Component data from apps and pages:
Segment Open

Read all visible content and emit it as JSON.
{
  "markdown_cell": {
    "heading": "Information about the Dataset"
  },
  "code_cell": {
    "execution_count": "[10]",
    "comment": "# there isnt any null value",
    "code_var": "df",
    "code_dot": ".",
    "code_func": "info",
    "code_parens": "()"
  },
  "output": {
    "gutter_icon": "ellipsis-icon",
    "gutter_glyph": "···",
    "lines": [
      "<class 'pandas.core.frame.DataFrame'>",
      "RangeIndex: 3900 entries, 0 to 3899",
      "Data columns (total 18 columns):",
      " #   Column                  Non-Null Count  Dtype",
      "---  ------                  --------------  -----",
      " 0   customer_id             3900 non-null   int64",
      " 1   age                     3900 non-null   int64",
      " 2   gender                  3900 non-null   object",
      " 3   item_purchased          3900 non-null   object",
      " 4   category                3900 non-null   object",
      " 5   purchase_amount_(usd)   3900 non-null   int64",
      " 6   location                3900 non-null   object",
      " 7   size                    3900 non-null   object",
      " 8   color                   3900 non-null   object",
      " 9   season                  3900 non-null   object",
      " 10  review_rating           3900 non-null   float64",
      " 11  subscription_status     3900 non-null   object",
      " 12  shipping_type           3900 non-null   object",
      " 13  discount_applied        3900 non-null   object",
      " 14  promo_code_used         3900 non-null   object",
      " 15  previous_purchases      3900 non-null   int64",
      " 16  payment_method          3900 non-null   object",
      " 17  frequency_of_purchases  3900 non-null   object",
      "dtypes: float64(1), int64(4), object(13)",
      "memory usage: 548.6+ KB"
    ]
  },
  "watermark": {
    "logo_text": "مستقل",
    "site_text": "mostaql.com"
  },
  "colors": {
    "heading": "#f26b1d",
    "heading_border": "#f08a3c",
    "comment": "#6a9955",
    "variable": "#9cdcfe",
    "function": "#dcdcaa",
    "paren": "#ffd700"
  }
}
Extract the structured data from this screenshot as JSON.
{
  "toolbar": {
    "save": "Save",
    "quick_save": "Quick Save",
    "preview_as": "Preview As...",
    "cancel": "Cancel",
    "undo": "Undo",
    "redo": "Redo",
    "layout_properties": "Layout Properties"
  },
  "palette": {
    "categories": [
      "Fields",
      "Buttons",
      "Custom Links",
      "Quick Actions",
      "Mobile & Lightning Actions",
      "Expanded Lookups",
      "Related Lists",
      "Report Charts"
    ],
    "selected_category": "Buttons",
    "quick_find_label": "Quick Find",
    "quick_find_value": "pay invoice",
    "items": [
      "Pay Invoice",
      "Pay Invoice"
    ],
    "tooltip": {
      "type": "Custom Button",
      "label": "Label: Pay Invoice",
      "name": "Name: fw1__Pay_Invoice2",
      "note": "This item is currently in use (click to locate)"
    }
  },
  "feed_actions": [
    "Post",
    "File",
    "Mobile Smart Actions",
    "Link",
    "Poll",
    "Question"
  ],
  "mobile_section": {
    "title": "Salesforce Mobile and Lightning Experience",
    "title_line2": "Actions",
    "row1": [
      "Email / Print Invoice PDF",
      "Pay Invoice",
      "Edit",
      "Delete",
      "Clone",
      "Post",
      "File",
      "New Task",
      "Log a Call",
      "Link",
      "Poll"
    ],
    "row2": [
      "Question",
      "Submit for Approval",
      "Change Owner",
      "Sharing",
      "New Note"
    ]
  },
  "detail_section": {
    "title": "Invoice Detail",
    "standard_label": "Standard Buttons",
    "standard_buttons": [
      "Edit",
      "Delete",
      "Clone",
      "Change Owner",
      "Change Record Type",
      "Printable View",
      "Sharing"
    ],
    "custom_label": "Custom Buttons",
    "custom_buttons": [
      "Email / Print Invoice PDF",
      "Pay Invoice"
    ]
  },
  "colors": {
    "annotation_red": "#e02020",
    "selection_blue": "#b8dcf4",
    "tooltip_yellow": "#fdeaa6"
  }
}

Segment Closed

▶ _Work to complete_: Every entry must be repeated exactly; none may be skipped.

▶ _Answer for this exercise_:
Read all visible content and emit it as JSON.
{
  "markdown_cell": {
    "heading": "Information about the Dataset"
  },
  "code_cell": {
    "execution_count": "[10]",
    "comment": "# there isnt any null value",
    "code_var": "df",
    "code_dot": ".",
    "code_func": "info",
    "code_parens": "()"
  },
  "output": {
    "gutter_icon": "ellipsis-icon",
    "gutter_glyph": "···",
    "lines": [
      "<class 'pandas.core.frame.DataFrame'>",
      "RangeIndex: 3900 entries, 0 to 3899",
      "Data columns (total 18 columns):",
      " #   Column                  Non-Null Count  Dtype",
      "---  ------                  --------------  -----",
      " 0   customer_id             3900 non-null   int64",
      " 1   age                     3900 non-null   int64",
      " 2   gender                  3900 non-null   object",
      " 3   item_purchased          3900 non-null   object",
      " 4   category                3900 non-null   object",
      " 5   purchase_amount_(usd)   3900 non-null   int64",
      " 6   location                3900 non-null   object",
      " 7   size                    3900 non-null   object",
      " 8   color                   3900 non-null   object",
      " 9   season                  3900 non-null   object",
      " 10  review_rating           3900 non-null   float64",
      " 11  subscription_status     3900 non-null   object",
      " 12  shipping_type           3900 non-null   object",
      " 13  discount_applied        3900 non-null   object",
      " 14  promo_code_used         3900 non-null   object",
      " 15  previous_purchases      3900 non-null   int64",
      " 16  payment_method          3900 non-null   object",
      " 17  frequency_of_purchases  3900 non-null   object",
      "dtypes: float64(1), int64(4), object(13)",
      "memory usage: 548.6+ KB"
    ]
  },
  "watermark": {
    "logo_text": "مستقل",
    "site_text": "mostaql.com"
  },
  "colors": {
    "heading": "#f26b1d",
    "heading_border": "#f08a3c",
    "comment": "#6a9955",
    "variable": "#9cdcfe",
    "function": "#dcdcaa",
    "paren": "#ffd700"
  }
}
Extract the structured data from this screenshot as JSON.
{
  "toolbar": {
    "save": "Save",
    "quick_save": "Quick Save",
    "preview_as": "Preview As...",
    "cancel": "Cancel",
    "undo": "Undo",
    "redo": "Redo",
    "layout_properties": "Layout Properties"
  },
  "palette": {
    "categories": [
      "Fields",
      "Buttons",
      "Custom Links",
      "Quick Actions",
      "Mobile & Lightning Actions",
      "Expanded Lookups",
      "Related Lists",
      "Report Charts"
    ],
    "selected_category": "Buttons",
    "quick_find_label": "Quick Find",
    "quick_find_value": "pay invoice",
    "items": [
      "Pay Invoice",
      "Pay Invoice"
    ],
    "tooltip": {
      "type": "Custom Button",
      "label": "Label: Pay Invoice",
      "name": "Name: fw1__Pay_Invoice2",
      "note": "This item is currently in use (click to locate)"
    }
  },
  "feed_actions": [
    "Post",
    "File",
    "Mobile Smart Actions",
    "Link",
    "Poll",
    "Question"
  ],
  "mobile_section": {
    "title": "Salesforce Mobile and Lightning Experience",
    "title_line2": "Actions",
    "row1": [
      "Email / Print Invoice PDF",
      "Pay Invoice",
      "Edit",
      "Delete",
      "Clone",
      "Post",
      "File",
      "New Task",
      "Log a Call",
      "Link",
      "Poll"
    ],
    "row2": [
      "Question",
      "Submit for Approval",
      "Change Owner",
      "Sharing",
      "New Note"
    ]
  },
  "detail_section": {
    "title": "Invoice Detail",
    "standard_label": "Standard Buttons",
    "standard_buttons": [
      "Edit",
      "Delete",
      "Clone",
      "Change Owner",
      "Change Record Type",
      "Printable View",
      "Sharing"
    ],
    "custom_label": "Custom Buttons",
    "custom_buttons": [
      "Email / Print Invoice PDF",
      "Pay Invoice"
    ]
  },
  "colors": {
    "annotation_red": "#e02020",
    "selection_blue": "#b8dcf4",
    "tooltip_yellow": "#fdeaa6"
  }
}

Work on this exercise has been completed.